▶ **Work task**
Reproduce the entries exactly as they appear below.

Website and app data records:
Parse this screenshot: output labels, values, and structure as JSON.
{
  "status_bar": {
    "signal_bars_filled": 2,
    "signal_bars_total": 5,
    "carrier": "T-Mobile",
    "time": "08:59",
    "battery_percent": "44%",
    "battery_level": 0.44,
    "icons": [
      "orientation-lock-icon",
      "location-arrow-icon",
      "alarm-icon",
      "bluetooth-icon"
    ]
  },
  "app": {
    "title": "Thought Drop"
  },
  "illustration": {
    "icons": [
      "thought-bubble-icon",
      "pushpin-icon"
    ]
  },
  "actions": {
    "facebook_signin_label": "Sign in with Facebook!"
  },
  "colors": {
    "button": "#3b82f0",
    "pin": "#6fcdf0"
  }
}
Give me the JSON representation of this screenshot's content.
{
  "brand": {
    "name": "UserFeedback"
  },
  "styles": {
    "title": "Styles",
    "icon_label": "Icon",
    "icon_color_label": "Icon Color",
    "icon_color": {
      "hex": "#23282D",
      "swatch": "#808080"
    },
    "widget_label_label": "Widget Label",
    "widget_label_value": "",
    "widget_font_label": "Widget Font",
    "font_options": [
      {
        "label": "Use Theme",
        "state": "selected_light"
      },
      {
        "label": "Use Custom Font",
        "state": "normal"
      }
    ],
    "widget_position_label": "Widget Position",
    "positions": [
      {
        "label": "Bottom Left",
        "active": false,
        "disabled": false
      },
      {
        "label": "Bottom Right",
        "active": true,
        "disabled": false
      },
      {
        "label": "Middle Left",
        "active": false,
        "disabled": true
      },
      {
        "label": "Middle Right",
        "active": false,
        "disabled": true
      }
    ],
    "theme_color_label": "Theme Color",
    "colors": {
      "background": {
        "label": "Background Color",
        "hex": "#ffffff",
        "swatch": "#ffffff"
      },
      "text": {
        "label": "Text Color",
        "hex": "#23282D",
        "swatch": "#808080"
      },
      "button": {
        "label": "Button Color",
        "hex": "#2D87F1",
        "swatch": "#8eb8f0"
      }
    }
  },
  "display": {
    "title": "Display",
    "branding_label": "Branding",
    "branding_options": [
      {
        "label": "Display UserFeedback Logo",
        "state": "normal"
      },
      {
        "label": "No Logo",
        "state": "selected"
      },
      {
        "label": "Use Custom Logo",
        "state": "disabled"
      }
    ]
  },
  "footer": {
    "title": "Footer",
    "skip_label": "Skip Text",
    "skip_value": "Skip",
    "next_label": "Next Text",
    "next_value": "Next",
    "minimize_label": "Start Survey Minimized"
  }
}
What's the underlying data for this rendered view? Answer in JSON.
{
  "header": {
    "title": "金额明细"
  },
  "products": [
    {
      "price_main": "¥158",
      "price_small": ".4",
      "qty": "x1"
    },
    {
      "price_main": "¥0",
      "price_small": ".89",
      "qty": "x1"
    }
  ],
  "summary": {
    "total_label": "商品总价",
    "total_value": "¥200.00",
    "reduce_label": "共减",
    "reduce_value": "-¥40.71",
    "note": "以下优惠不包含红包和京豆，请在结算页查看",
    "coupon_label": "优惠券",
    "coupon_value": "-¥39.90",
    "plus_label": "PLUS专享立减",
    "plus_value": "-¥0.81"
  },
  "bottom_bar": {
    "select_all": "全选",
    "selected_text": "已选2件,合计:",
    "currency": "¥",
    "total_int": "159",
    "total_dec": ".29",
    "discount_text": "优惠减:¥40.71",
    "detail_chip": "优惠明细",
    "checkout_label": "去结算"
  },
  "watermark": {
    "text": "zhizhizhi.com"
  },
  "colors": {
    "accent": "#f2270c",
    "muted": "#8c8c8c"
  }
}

▶ **Solution for this exercise**
Parse this screenshot: output labels, values, and structure as JSON.
{
  "status_bar": {
    "signal_bars_filled": 2,
    "signal_bars_total": 5,
    "carrier": "T-Mobile",
    "time": "08:59",
    "battery_percent": "44%",
    "battery_level": 0.44,
    "icons": [
      "orientation-lock-icon",
      "location-arrow-icon",
      "alarm-icon",
      "bluetooth-icon"
    ]
  },
  "app": {
    "title": "Thought Drop"
  },
  "illustration": {
    "icons": [
      "thought-bubble-icon",
      "pushpin-icon"
    ]
  },
  "actions": {
    "facebook_signin_label": "Sign in with Facebook!"
  },
  "colors": {
    "button": "#3b82f0",
    "pin": "#6fcdf0"
  }
}
Give me the JSON representation of this screenshot's content.
{
  "brand": {
    "name": "UserFeedback"
  },
  "styles": {
    "title": "Styles",
    "icon_label": "Icon",
    "icon_color_label": "Icon Color",
    "icon_color": {
      "hex": "#23282D",
      "swatch": "#808080"
    },
    "widget_label_label": "Widget Label",
    "widget_label_value": "",
    "widget_font_label": "Widget Font",
    "font_options": [
      {
        "label": "Use Theme",
        "state": "selected_light"
      },
      {
        "label": "Use Custom Font",
        "state": "normal"
      }
    ],
    "widget_position_label": "Widget Position",
    "positions": [
      {
        "label": "Bottom Left",
        "active": false,
        "disabled": false
      },
      {
        "label": "Bottom Right",
        "active": true,
        "disabled": false
      },
      {
        "label": "Middle Left",
        "active": false,
        "disabled": true
      },
      {
        "label": "Middle Right",
        "active": false,
        "disabled": true
      }
    ],
    "theme_color_label": "Theme Color",
    "colors": {
      "background": {
        "label": "Background Color",
        "hex": "#ffffff",
        "swatch": "#ffffff"
      },
      "text": {
        "label": "Text Color",
        "hex": "#23282D",
        "swatch": "#808080"
      },
      "button": {
        "label": "Button Color",
        "hex": "#2D87F1",
        "swatch": "#8eb8f0"
      }
    }
  },
  "display": {
    "title": "Display",
    "branding_label": "Branding",
    "branding_options": [
      {
        "label": "Display UserFeedback Logo",
        "state": "normal"
      },
      {
        "label": "No Logo",
        "state": "selected"
      },
      {
        "label": "Use Custom Logo",
        "state": "disabled"
      }
    ]
  },
  "footer": {
    "title": "Footer",
    "skip_label": "Skip Text",
    "skip_value": "Skip",
    "next_label": "Next Text",
    "next_value": "Next",
    "minimize_label": "Start Survey Minimized"
  }
}
What's the underlying data for this rendered view? Answer in JSON.
{
  "header": {
    "title": "金额明细"
  },
  "products": [
    {
      "price_main": "¥158",
      "price_small": ".4",
      "qty": "x1"
    },
    {
      "price_main": "¥0",
      "price_small": ".89",
      "qty": "x1"
    }
  ],
  "summary": {
    "total_label": "商品总价",
    "total_value": "¥200.00",
    "reduce_label": "共减",
    "reduce_value": "-¥40.71",
    "note": "以下优惠不包含红包和京豆，请在结算页查看",
    "coupon_label": "优惠券",
    "coupon_value": "-¥39.90",
    "plus_label": "PLUS专享立减",
    "plus_value": "-¥0.81"
  },
  "bottom_bar": {
    "select_all": "全选",
    "selected_text": "已选2件,合计:",
    "currency": "¥",
    "total_int": "159",
    "total_dec": ".29",
    "discount_text": "优惠减:¥40.71",
    "detail_chip": "优惠明细",
    "checkout_label": "去结算"
  },
  "watermark": {
    "text": "zhizhizhi.com"
  },
  "colors": {
    "accent": "#f2270c",
    "muted": "#8c8c8c"
  }
}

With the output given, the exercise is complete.